Mirum requires no water during manufacturing or dyeing, NFW says. According to a recent life-cycle assessment, a square meter of the material generates between 0.8-2.1 kg of carbon dioxide equivalent from cradle to gate, or a fraction of the 110 kg of CO2e associated with cow-based leather and 7-15.8 kg of CO2e for polyurethane leather.

The Mirum-made purses are only a small part of a larger collaboration. NFW is a member of Stella McCartney’s Collab SOS Fund, a dedicated reserve that aims to provide “rapid, catalytic” capital to develop and scale-up climate solutions such as Mirum. Stella McCartney is also part of the firm’s efforts to grow “climate beneficial” and “farm forward” cotton in California, with the goal of rebuilding soil carbon stocks, increasing the soil’s capacity to hold water and cutting out synthetic inputs. More is expected to come from this initiative soon.

“My winter 2023 show is both a celebration of the love between humans and animals, as well as a call-to-action to take a stand for our planet—the perfect setting to introduce my iconic Falabella and Frayme bags in Mirum,” McCartney said. “I have long dreamed of the day when we would see a plant-based alternative to leather that does not kill a single creature and can be easily given back to Mother Earth, without creating waste. There is no compromise on desirability or durability; the future of fashion has arrived.”

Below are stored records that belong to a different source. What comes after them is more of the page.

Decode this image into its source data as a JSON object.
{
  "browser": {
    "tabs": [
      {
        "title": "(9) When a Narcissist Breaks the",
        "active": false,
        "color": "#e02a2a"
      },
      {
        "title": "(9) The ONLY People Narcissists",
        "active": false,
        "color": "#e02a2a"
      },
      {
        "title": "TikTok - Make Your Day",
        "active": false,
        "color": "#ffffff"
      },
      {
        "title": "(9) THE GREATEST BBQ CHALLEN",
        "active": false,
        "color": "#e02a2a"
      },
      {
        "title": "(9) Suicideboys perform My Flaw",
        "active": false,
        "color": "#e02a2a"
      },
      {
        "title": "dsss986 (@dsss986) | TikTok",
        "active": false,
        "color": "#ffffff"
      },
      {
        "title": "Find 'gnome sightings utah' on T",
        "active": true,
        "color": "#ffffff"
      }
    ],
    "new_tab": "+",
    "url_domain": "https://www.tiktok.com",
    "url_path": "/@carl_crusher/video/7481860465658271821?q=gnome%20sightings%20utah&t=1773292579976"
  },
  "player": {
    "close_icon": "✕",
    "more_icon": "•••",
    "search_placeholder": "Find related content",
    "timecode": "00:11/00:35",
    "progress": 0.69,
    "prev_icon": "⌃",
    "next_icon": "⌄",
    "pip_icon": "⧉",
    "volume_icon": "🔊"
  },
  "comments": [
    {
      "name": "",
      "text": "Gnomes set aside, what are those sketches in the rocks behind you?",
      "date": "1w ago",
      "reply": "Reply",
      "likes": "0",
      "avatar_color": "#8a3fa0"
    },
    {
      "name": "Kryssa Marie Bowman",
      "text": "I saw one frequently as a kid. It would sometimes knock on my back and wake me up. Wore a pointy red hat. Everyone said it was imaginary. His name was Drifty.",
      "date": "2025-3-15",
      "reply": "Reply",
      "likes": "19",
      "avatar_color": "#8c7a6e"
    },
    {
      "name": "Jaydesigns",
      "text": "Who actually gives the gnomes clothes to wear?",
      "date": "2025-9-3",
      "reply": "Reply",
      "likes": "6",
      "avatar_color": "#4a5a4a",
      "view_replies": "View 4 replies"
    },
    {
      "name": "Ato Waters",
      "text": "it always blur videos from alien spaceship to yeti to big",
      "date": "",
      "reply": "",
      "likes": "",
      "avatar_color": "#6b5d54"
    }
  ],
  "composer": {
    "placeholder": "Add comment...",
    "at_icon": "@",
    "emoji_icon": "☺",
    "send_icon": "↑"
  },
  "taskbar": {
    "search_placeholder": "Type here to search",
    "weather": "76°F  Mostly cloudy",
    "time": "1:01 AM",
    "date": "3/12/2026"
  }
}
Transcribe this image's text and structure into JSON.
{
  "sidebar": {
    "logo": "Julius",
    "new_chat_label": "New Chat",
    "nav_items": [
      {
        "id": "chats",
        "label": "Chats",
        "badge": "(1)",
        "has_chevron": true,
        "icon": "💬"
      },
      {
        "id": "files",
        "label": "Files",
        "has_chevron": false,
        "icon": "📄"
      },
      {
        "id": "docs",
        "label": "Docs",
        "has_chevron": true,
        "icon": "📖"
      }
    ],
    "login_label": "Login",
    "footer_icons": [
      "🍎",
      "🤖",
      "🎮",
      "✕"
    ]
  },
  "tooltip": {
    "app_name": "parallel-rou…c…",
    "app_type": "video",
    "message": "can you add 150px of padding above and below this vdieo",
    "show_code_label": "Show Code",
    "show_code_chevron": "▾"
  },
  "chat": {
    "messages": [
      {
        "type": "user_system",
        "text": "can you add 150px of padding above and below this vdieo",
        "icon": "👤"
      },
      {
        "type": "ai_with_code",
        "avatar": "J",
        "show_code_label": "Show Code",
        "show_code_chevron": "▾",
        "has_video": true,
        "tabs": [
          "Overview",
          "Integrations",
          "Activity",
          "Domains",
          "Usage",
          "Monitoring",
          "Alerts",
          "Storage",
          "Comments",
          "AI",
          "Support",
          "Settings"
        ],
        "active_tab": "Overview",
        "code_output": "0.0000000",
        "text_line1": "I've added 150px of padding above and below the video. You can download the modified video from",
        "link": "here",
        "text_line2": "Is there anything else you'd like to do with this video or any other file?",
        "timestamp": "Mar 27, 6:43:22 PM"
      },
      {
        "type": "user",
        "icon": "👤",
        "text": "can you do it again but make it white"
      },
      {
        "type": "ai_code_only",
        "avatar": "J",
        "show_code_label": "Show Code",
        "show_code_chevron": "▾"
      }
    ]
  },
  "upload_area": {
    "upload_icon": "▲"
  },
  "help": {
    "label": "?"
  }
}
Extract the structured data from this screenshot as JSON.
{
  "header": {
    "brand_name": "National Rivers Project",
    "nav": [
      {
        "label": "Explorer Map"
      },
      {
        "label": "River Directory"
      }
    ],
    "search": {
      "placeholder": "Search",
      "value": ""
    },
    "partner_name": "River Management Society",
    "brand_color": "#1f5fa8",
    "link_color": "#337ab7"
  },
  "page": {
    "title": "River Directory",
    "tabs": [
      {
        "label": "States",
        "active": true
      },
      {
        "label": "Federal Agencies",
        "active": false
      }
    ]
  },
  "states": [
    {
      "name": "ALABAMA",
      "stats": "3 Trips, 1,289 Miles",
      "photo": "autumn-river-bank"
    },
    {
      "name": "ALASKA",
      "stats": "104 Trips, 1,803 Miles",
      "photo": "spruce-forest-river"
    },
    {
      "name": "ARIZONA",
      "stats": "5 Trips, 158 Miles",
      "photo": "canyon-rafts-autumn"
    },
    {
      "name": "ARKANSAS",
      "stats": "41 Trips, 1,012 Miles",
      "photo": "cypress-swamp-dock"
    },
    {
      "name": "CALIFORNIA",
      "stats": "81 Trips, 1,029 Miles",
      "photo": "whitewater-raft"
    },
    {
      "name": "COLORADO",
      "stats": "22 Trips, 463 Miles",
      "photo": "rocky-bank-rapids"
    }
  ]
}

Is there room for more than one bio-based leather alternative? For Stella McCartney, all signs point to yes. The label joins Tory Burch, which last month released a version of its Ella tote in Modern Meadow’s BioFabbrica Bio-Tex faux skin. Gucci has developed its own substitute leather using a combination of viscose and wood pulp. So has Hermès with MycoWorks’ Fine Mycelium, whose properties now “rival cowhide leather” but is still “costly, limited, and extremely new to the market,” Lux Research analyst Tiffany Hua said. MarketsandMarkets Research estimates that the plant- and fungal-based leather market will reach $97 million by 2027.

“There is currently a large trend of material innovation happening, which in my opinion is a great thing,” Elizalde said. “All of these companies, such as [Bolt Threads], are working towards the same end goal as NFW and that is to leave the planet a better place. The discoveries made by our companies are breakthroughs that are reimagining the way the fashion industry will move forward.”

Eventually, all materials should eschew cruelty, harmful chemicals and plastics for a more planet-positive tack, she said.

“For the future of the sector, I envision a world that no longer has to rely on finite fossil fuels and linear plastics within the materials being used,” Elizalde said. “Our hope with this partnership is to inspire other fashion houses and beyond to adopt the regenerative practices used to develop materials like Mirum to promote responsible production and consumption.”